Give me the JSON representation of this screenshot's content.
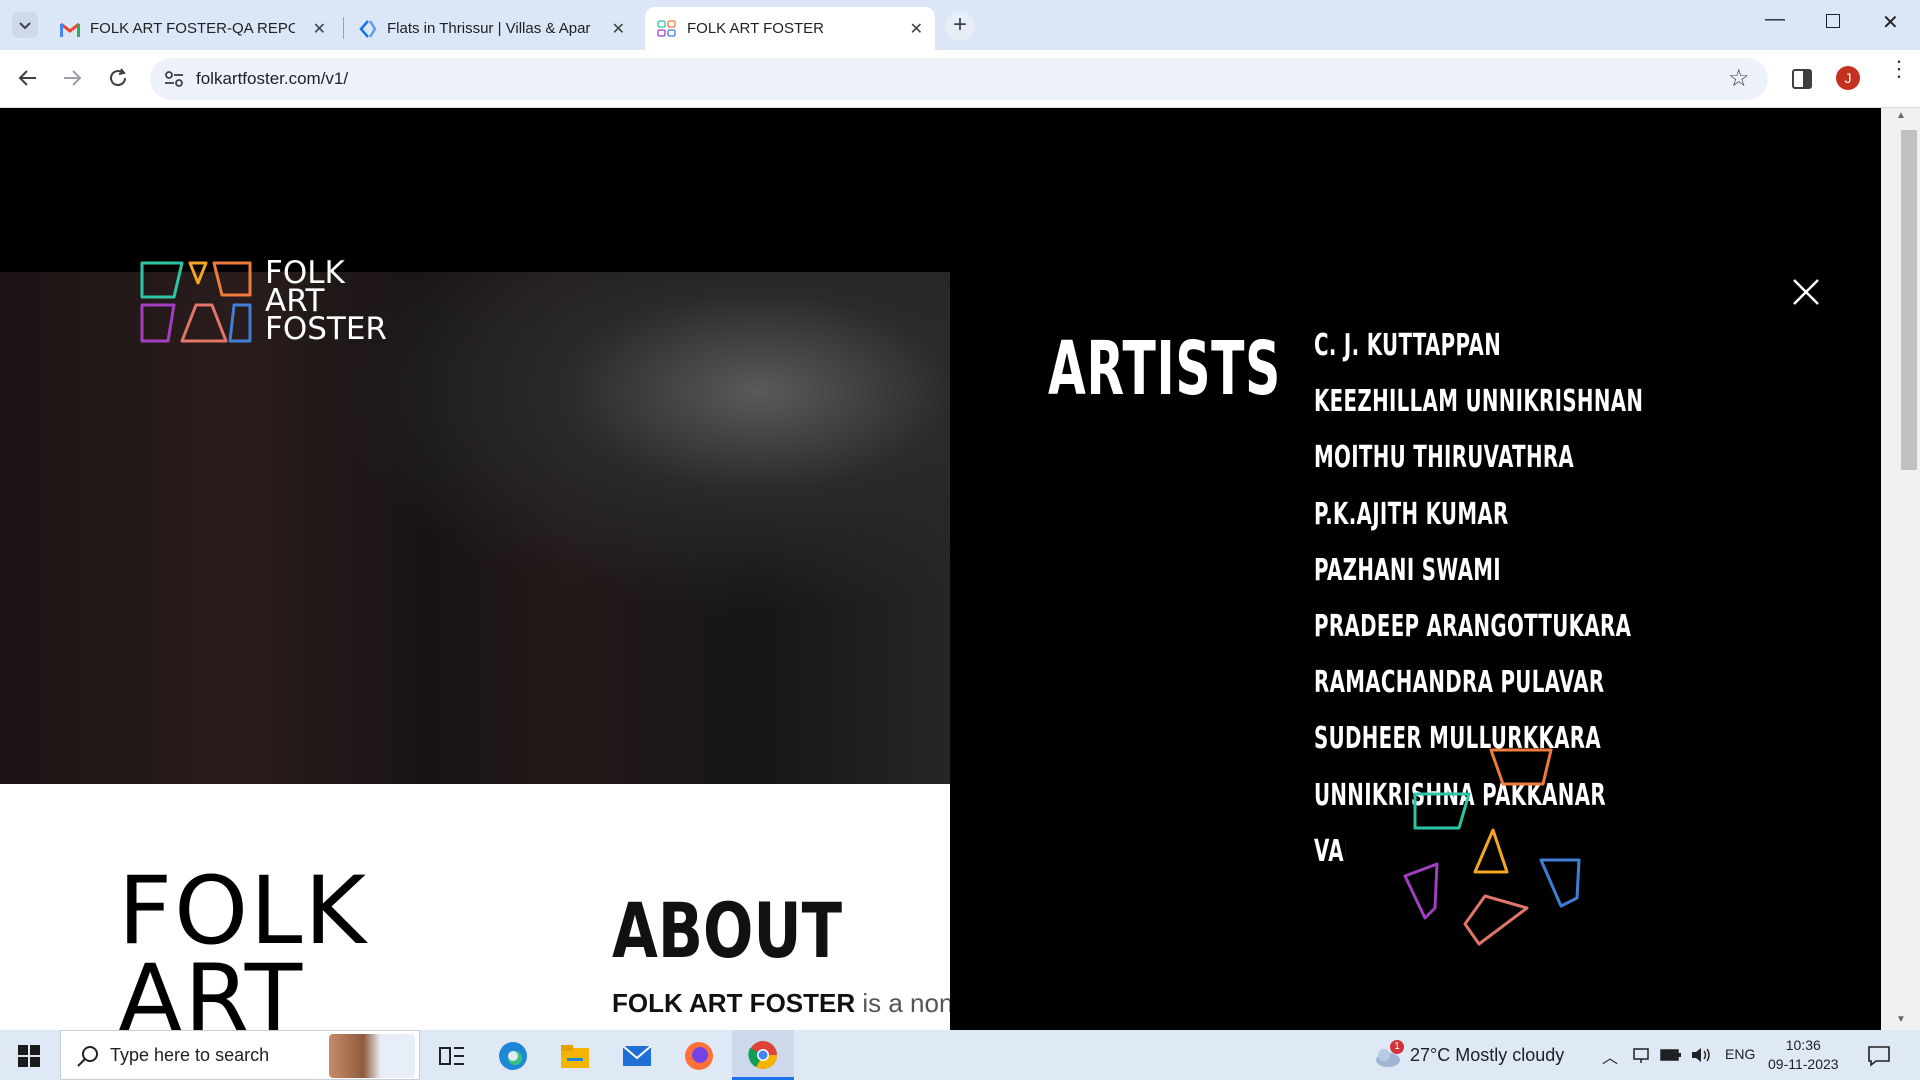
{
  "browser": {
    "tabs": [
      {
        "title": "FOLK ART FOSTER-QA REPORT",
        "favicon": "gmail-icon"
      },
      {
        "title": "Flats in Thrissur | Villas & Apar",
        "favicon": "site-icon"
      },
      {
        "title": "FOLK ART FOSTER",
        "favicon": "folkart-icon"
      }
    ],
    "url": "folkartfoster.com/v1/",
    "profile_initial": "J"
  },
  "site": {
    "logo_lines": [
      "FOLK",
      "ART",
      "FOSTER"
    ],
    "artists_heading": "ARTISTS",
    "artists": [
      "C. J. KUTTAPPAN",
      "KEEZHILLAM UNNIKRISHNAN",
      "MOITHU THIRUVATHRA",
      "P.K.AJITH KUMAR",
      "PAZHANI SWAMI",
      "PRADEEP ARANGOTTUKARA",
      "RAMACHANDRA PULAVAR",
      "SUDHEER MULLURKKARA",
      "UNNIKRISHNA PAKKANAR",
      "VAR."
    ],
    "big_title_lines": [
      "FOLK",
      "ART"
    ],
    "about_heading": "ABOUT",
    "about_brand": "FOLK ART FOSTER",
    "about_text": " is a non-pr"
  },
  "taskbar": {
    "search_placeholder": "Type here to search",
    "weather": "27°C  Mostly cloudy",
    "weather_badge": "1",
    "language": "ENG",
    "time": "10:36",
    "date": "09-11-2023"
  },
  "colors": {
    "teal": "#2ec4a6",
    "orange": "#f07a3a",
    "yellow": "#f5a623",
    "purple": "#a23fbf",
    "blue": "#3f7fd6",
    "rose": "#e0766a"
  }
}
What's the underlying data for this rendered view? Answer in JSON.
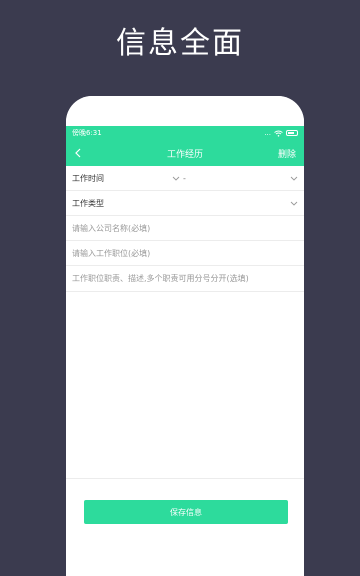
{
  "promo": {
    "title": "信息全面"
  },
  "statusbar": {
    "time": "傍晚6:31",
    "signal": "..."
  },
  "navbar": {
    "title": "工作经历",
    "action": "删除"
  },
  "form": {
    "work_time_label": "工作时间",
    "work_time_separator": "-",
    "work_type_label": "工作类型",
    "company_placeholder": "请输入公司名称(必填)",
    "position_placeholder": "请输入工作职位(必填)",
    "duties_placeholder": "工作职位职责、描述,多个职责可用分号分开(选填)"
  },
  "save_button": {
    "label": "保存信息"
  },
  "colors": {
    "accent": "#2ddb9c",
    "background": "#3b3b4f"
  },
  "icons": [
    "back-icon",
    "chevron-down-icon",
    "wifi-icon",
    "battery-icon"
  ]
}
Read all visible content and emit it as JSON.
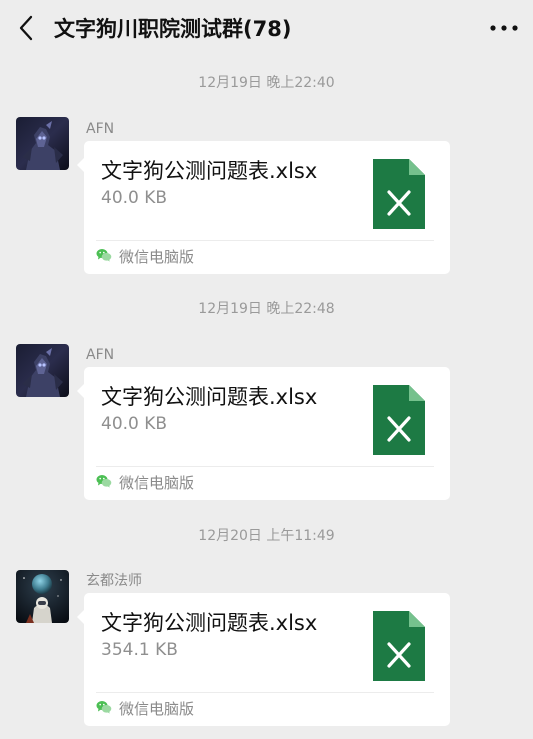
{
  "header": {
    "back_icon": "chevron-left-icon",
    "title": "文字狗川职院测试群(78)",
    "more_icon": "more-horizontal-icon"
  },
  "messages": [
    {
      "time": "12月19日 晚上22:40",
      "sender": "AFN",
      "avatar": "dark-armored-robot",
      "file_name": "文字狗公测问题表.xlsx",
      "file_size": "40.0 KB",
      "file_icon": "excel-file-icon",
      "source": "微信电脑版"
    },
    {
      "time": "12月19日 晚上22:48",
      "sender": "AFN",
      "avatar": "dark-armored-robot",
      "file_name": "文字狗公测问题表.xlsx",
      "file_size": "40.0 KB",
      "file_icon": "excel-file-icon",
      "source": "微信电脑版"
    },
    {
      "time": "12月20日 上午11:49",
      "sender": "玄都法师",
      "avatar": "astronaut-with-planet",
      "file_name": "文字狗公测问题表.xlsx",
      "file_size": "354.1 KB",
      "file_icon": "excel-file-icon",
      "source": "微信电脑版"
    }
  ],
  "colors": {
    "background": "#ededed",
    "card": "#ffffff",
    "excel_green": "#1d7a44",
    "excel_fold": "#75c18d",
    "wechat_green": "#4cbf54",
    "muted_text": "#8a8a8a"
  }
}
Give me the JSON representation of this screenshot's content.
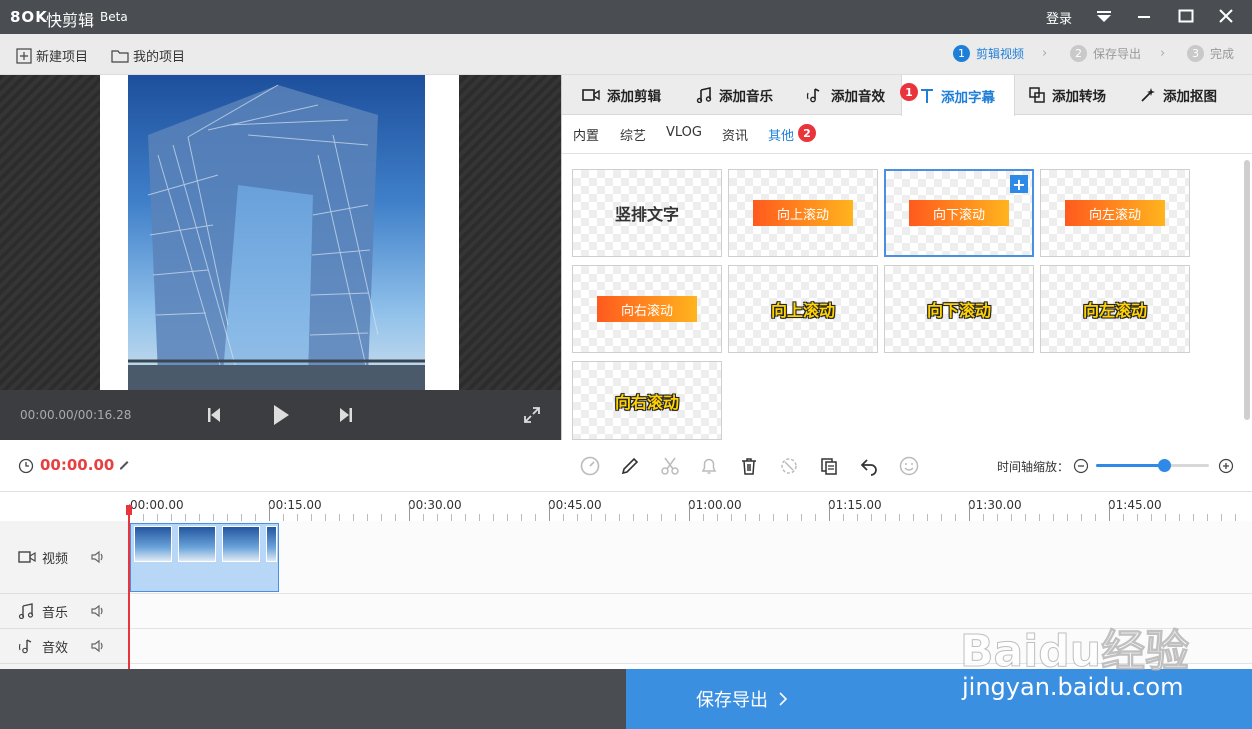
{
  "app": {
    "logo": "8OK",
    "name": "快剪辑",
    "beta": "Beta",
    "login": "登录"
  },
  "toolbar": {
    "new_project": "新建项目",
    "my_projects": "我的项目"
  },
  "steps": [
    {
      "num": "1",
      "label": "剪辑视频"
    },
    {
      "num": "2",
      "label": "保存导出"
    },
    {
      "num": "3",
      "label": "完成"
    }
  ],
  "player": {
    "timecode": "00:00.00/00:16.28"
  },
  "tabs": [
    {
      "label": "添加剪辑",
      "icon": "video-camera-icon"
    },
    {
      "label": "添加音乐",
      "icon": "music-note-icon"
    },
    {
      "label": "添加音效",
      "icon": "sound-effect-icon"
    },
    {
      "label": "添加字幕",
      "icon": "text-t-icon",
      "badge": "1"
    },
    {
      "label": "添加转场",
      "icon": "transition-icon"
    },
    {
      "label": "添加抠图",
      "icon": "magic-wand-icon"
    }
  ],
  "subtabs": [
    {
      "label": "内置"
    },
    {
      "label": "综艺"
    },
    {
      "label": "VLOG"
    },
    {
      "label": "资讯"
    },
    {
      "label": "其他",
      "badge": "2"
    }
  ],
  "cards": [
    {
      "text": "竖排文字",
      "style": "plain"
    },
    {
      "text": "向上滚动",
      "style": "pill"
    },
    {
      "text": "向下滚动",
      "style": "pill",
      "add": "+"
    },
    {
      "text": "向左滚动",
      "style": "pill"
    },
    {
      "text": "向右滚动",
      "style": "pill"
    },
    {
      "text": "向上滚动",
      "style": "yellow"
    },
    {
      "text": "向下滚动",
      "style": "yellow"
    },
    {
      "text": "向左滚动",
      "style": "yellow"
    },
    {
      "text": "向右滚动",
      "style": "yellow"
    }
  ],
  "timeline": {
    "current_time": "00:00.00",
    "zoom_label": "时间轴缩放：",
    "zoom_level": 0.6,
    "ruler": [
      "00:00.00",
      "00:15.00",
      "00:30.00",
      "00:45.00",
      "01:00.00",
      "01:15.00",
      "01:30.00",
      "01:45.00"
    ],
    "tracks": [
      {
        "label": "视频",
        "icon": "video-camera-icon"
      },
      {
        "label": "音乐",
        "icon": "music-note-icon"
      },
      {
        "label": "音效",
        "icon": "sound-effect-icon"
      }
    ]
  },
  "export_button": "保存导出",
  "watermark": {
    "brand": "Baidu经验",
    "url": "jingyan.baidu.com"
  },
  "colors": {
    "accent": "#2e8ae6",
    "badge": "#e8343a",
    "time_red": "#e84040"
  }
}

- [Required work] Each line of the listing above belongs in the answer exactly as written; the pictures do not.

- [Response area]
Give me the JSON representation of this screenshot's content.
{
  "browser": {
    "tabs": [
      {
        "title": "FOLK ART FOSTER-QA REPORT",
        "favicon": "gmail-icon"
      },
      {
        "title": "Flats in Thrissur | Villas & Apar",
        "favicon": "site-icon"
      },
      {
        "title": "FOLK ART FOSTER",
        "favicon": "folkart-icon"
      }
    ],
    "url": "folkartfoster.com/v1/",
    "profile_initial": "J"
  },
  "site": {
    "logo_lines": [
      "FOLK",
      "ART",
      "FOSTER"
    ],
    "artists_heading": "ARTISTS",
    "artists": [
      "C. J. KUTTAPPAN",
      "KEEZHILLAM UNNIKRISHNAN",
      "MOITHU THIRUVATHRA",
      "P.K.AJITH KUMAR",
      "PAZHANI SWAMI",
      "PRADEEP ARANGOTTUKARA",
      "RAMACHANDRA PULAVAR",
      "SUDHEER MULLURKKARA",
      "UNNIKRISHNA PAKKANAR",
      "VAR."
    ],
    "big_title_lines": [
      "FOLK",
      "ART"
    ],
    "about_heading": "ABOUT",
    "about_brand": "FOLK ART FOSTER",
    "about_text": " is a non-pr"
  },
  "taskbar": {
    "search_placeholder": "Type here to search",
    "weather": "27°C  Mostly cloudy",
    "weather_badge": "1",
    "language": "ENG",
    "time": "10:36",
    "date": "09-11-2023"
  },
  "colors": {
    "teal": "#2ec4a6",
    "orange": "#f07a3a",
    "yellow": "#f5a623",
    "purple": "#a23fbf",
    "blue": "#3f7fd6",
    "rose": "#e0766a"
  }
}
What's the underlying data for this rendered view? Answer in JSON.
{
  "promo": {
    "title": "信息全面"
  },
  "statusbar": {
    "time": "傍晚6:31",
    "signal": "..."
  },
  "navbar": {
    "title": "工作经历",
    "action": "删除"
  },
  "form": {
    "work_time_label": "工作时间",
    "work_time_separator": "-",
    "work_type_label": "工作类型",
    "company_placeholder": "请输入公司名称(必填)",
    "position_placeholder": "请输入工作职位(必填)",
    "duties_placeholder": "工作职位职责、描述,多个职责可用分号分开(选填)"
  },
  "save_button": {
    "label": "保存信息"
  },
  "colors": {
    "accent": "#2ddb9c",
    "background": "#3b3b4f"
  },
  "icons": [
    "back-icon",
    "chevron-down-icon",
    "wifi-icon",
    "battery-icon"
  ]
}
Read all visible content and emit it as JSON.
{
  "header": {
    "back_icon": "chevron-left-icon",
    "title": "文字狗川职院测试群(78)",
    "more_icon": "more-horizontal-icon"
  },
  "messages": [
    {
      "time": "12月19日 晚上22:40",
      "sender": "AFN",
      "avatar": "dark-armored-robot",
      "file_name": "文字狗公测问题表.xlsx",
      "file_size": "40.0 KB",
      "file_icon": "excel-file-icon",
      "source": "微信电脑版"
    },
    {
      "time": "12月19日 晚上22:48",
      "sender": "AFN",
      "avatar": "dark-armored-robot",
      "file_name": "文字狗公测问题表.xlsx",
      "file_size": "40.0 KB",
      "file_icon": "excel-file-icon",
      "source": "微信电脑版"
    },
    {
      "time": "12月20日 上午11:49",
      "sender": "玄都法师",
      "avatar": "astronaut-with-planet",
      "file_name": "文字狗公测问题表.xlsx",
      "file_size": "354.1 KB",
      "file_icon": "excel-file-icon",
      "source": "微信电脑版"
    }
  ],
  "colors": {
    "background": "#ededed",
    "card": "#ffffff",
    "excel_green": "#1d7a44",
    "excel_fold": "#75c18d",
    "wechat_green": "#4cbf54",
    "muted_text": "#8a8a8a"
  }
}
Give me the JSON representation of this screenshot's content.
{
  "app": {
    "logo": "8OK",
    "name": "快剪辑",
    "beta": "Beta",
    "login": "登录"
  },
  "toolbar": {
    "new_project": "新建项目",
    "my_projects": "我的项目"
  },
  "steps": [
    {
      "num": "1",
      "label": "剪辑视频"
    },
    {
      "num": "2",
      "label": "保存导出"
    },
    {
      "num": "3",
      "label": "完成"
    }
  ],
  "player": {
    "timecode": "00:00.00/00:16.28"
  },
  "tabs": [
    {
      "label": "添加剪辑",
      "icon": "video-camera-icon"
    },
    {
      "label": "添加音乐",
      "icon": "music-note-icon"
    },
    {
      "label": "添加音效",
      "icon": "sound-effect-icon"
    },
    {
      "label": "添加字幕",
      "icon": "text-t-icon",
      "badge": "1"
    },
    {
      "label": "添加转场",
      "icon": "transition-icon"
    },
    {
      "label": "添加抠图",
      "icon": "magic-wand-icon"
    }
  ],
  "subtabs": [
    {
      "label": "内置"
    },
    {
      "label": "综艺"
    },
    {
      "label": "VLOG"
    },
    {
      "label": "资讯"
    },
    {
      "label": "其他",
      "badge": "2"
    }
  ],
  "cards": [
    {
      "text": "竖排文字",
      "style": "plain"
    },
    {
      "text": "向上滚动",
      "style": "pill"
    },
    {
      "text": "向下滚动",
      "style": "pill",
      "add": "+"
    },
    {
      "text": "向左滚动",
      "style": "pill"
    },
    {
      "text": "向右滚动",
      "style": "pill"
    },
    {
      "text": "向上滚动",
      "style": "yellow"
    },
    {
      "text": "向下滚动",
      "style": "yellow"
    },
    {
      "text": "向左滚动",
      "style": "yellow"
    },
    {
      "text": "向右滚动",
      "style": "yellow"
    }
  ],
  "timeline": {
    "current_time": "00:00.00",
    "zoom_label": "时间轴缩放：",
    "zoom_level": 0.6,
    "ruler": [
      "00:00.00",
      "00:15.00",
      "00:30.00",
      "00:45.00",
      "01:00.00",
      "01:15.00",
      "01:30.00",
      "01:45.00"
    ],
    "tracks": [
      {
        "label": "视频",
        "icon": "video-camera-icon"
      },
      {
        "label": "音乐",
        "icon": "music-note-icon"
      },
      {
        "label": "音效",
        "icon": "sound-effect-icon"
      }
    ]
  },
  "export_button": "保存导出",
  "watermark": {
    "brand": "Baidu经验",
    "url": "jingyan.baidu.com"
  },
  "colors": {
    "accent": "#2e8ae6",
    "badge": "#e8343a",
    "time_red": "#e84040"
  }
}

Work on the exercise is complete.